Three more CleanPods will be set up by the end of the year at Changi Beach Park and East Coast Park. There are also plans to include gardening tools in the units, to encourage volunteer gardeners to help maintain the greenery in the parks.
NParks group director of parks east Chia Seng Jiang said: “With the convenience of CleanPods, we hope that more organisations, groups and even individuals will utilise the shared tools to carry out beach and park clean-ups.
“This will help to enhance the experience for all our park visitors and keep our green spaces beautiful.”
“We are heartened to see active participation from schools, private organisations and NGOs in beach clean-ups over the past few years,” said PHC chairman Edward D’Silva.

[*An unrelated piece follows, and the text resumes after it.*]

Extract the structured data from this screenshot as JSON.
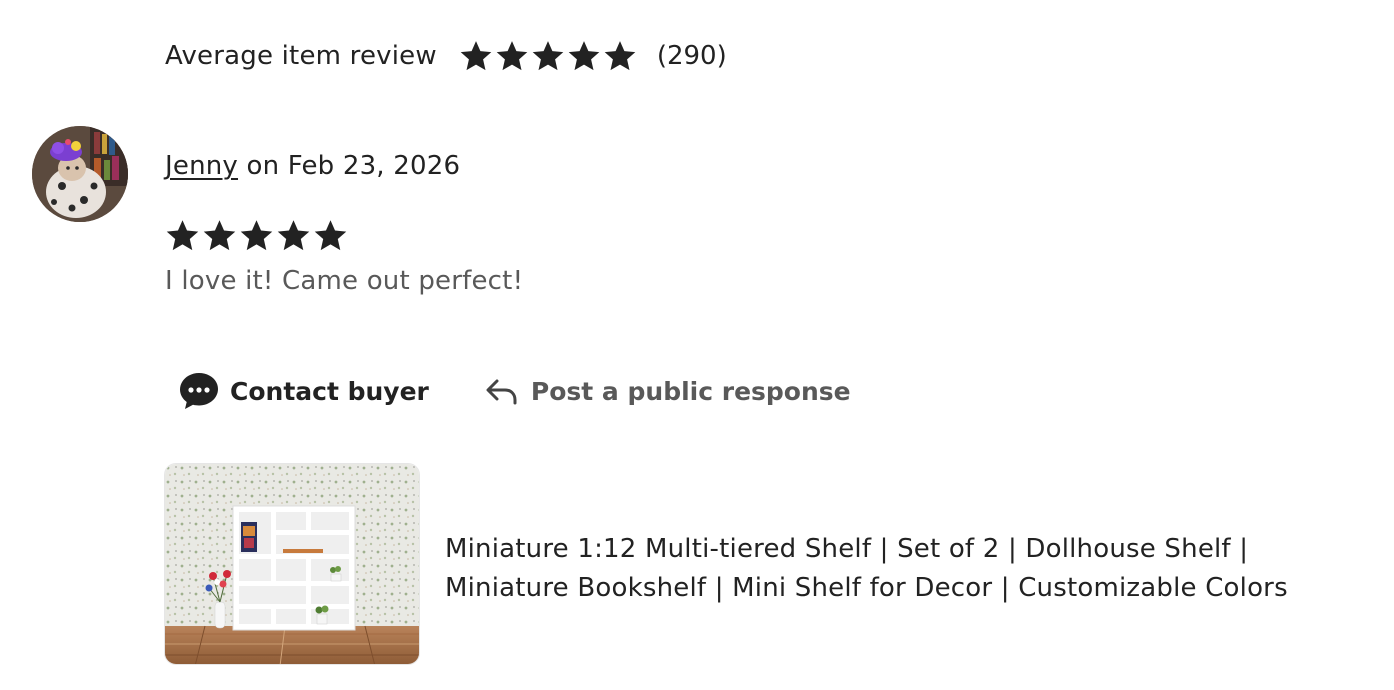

“As the CleanPods help to facilitate beach clean-ups, we strongly encourage clean-up organisers and groups to utilise them and push ahead together with us on this journey of keeping Singapore truly clean.”